• _Action item_:
When a line in the data below includes "this", pick it out and copy it.

• _Provided records_:

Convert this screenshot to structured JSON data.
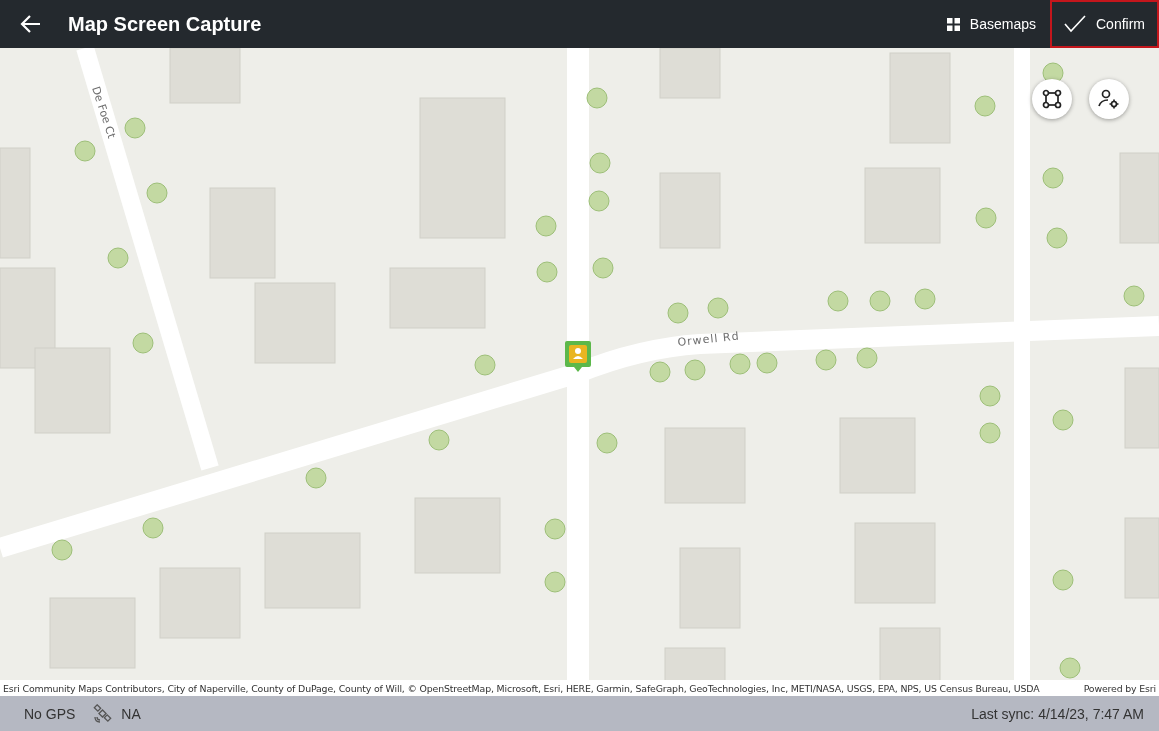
{
  "header": {
    "title": "Map Screen Capture",
    "actions": [
      {
        "kind": "basemaps",
        "label": "Basemaps",
        "focused": false
      },
      {
        "kind": "confirm",
        "label": "Confirm",
        "focused": true
      }
    ]
  },
  "map": {
    "street_labels": [
      {
        "text": "De Foe Ct"
      },
      {
        "text": "Orwell Rd"
      }
    ],
    "attribution": "Esri Community Maps Contributors, City of Naperville, County of DuPage, County of Will, © OpenStreetMap, Microsoft, Esri, HERE, Garmin, SafeGraph, GeoTechnologies, Inc, METI/NASA, USGS, EPA, NPS, US Census Bureau, USDA",
    "powered_by": "Powered by Esri"
  },
  "status_bar": {
    "gps": "No GPS",
    "accuracy": "NA",
    "last_sync": "Last sync: 4/14/23, 7:47 AM"
  }
}
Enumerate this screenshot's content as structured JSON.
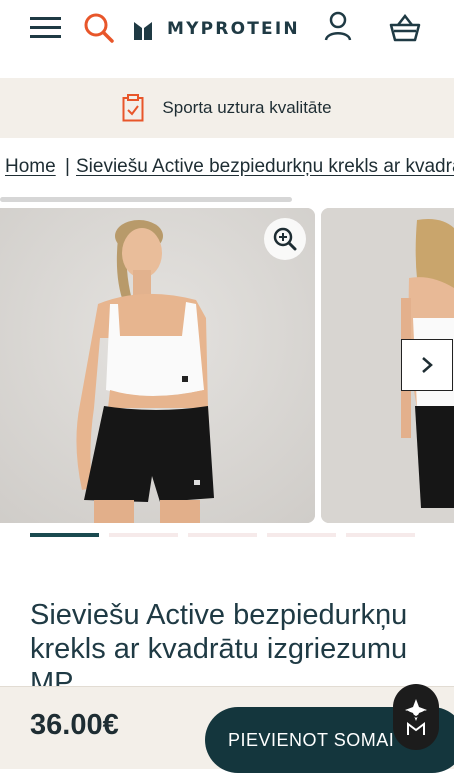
{
  "header": {
    "brand": "MYPROTEIN",
    "icons": [
      "menu-icon",
      "search-icon",
      "account-icon",
      "basket-icon"
    ],
    "search_color": "#e8562a"
  },
  "promo": {
    "icon": "clipboard-check-icon",
    "text": "Sporta uztura kvalitāte",
    "icon_color": "#e8562a"
  },
  "breadcrumb": {
    "home": "Home",
    "separator": "|",
    "current": "Sieviešu Active bezpiedurkņu krekls ar kvadrātu izgriezumu MP"
  },
  "gallery": {
    "slides": [
      "model-front-photo",
      "model-back-photo"
    ],
    "zoom_icon": "zoom-in-icon",
    "next_icon": "chevron-right-icon",
    "dot_count": 5,
    "active_dot": 1
  },
  "product": {
    "title": "Sieviešu Active bezpiedurkņu krekls ar kvadrātu izgriezumu MP",
    "price": "36.00€",
    "add_to_bag_label": "PIEVIENOT SOMAI"
  },
  "colors": {
    "brand_dark": "#14363d",
    "accent": "#e8562a",
    "promo_bg": "#f3efe9"
  }
}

• _Written answer_:
Convert this screenshot to structured JSON data.
Enumerate this screenshot's content as structured JSON.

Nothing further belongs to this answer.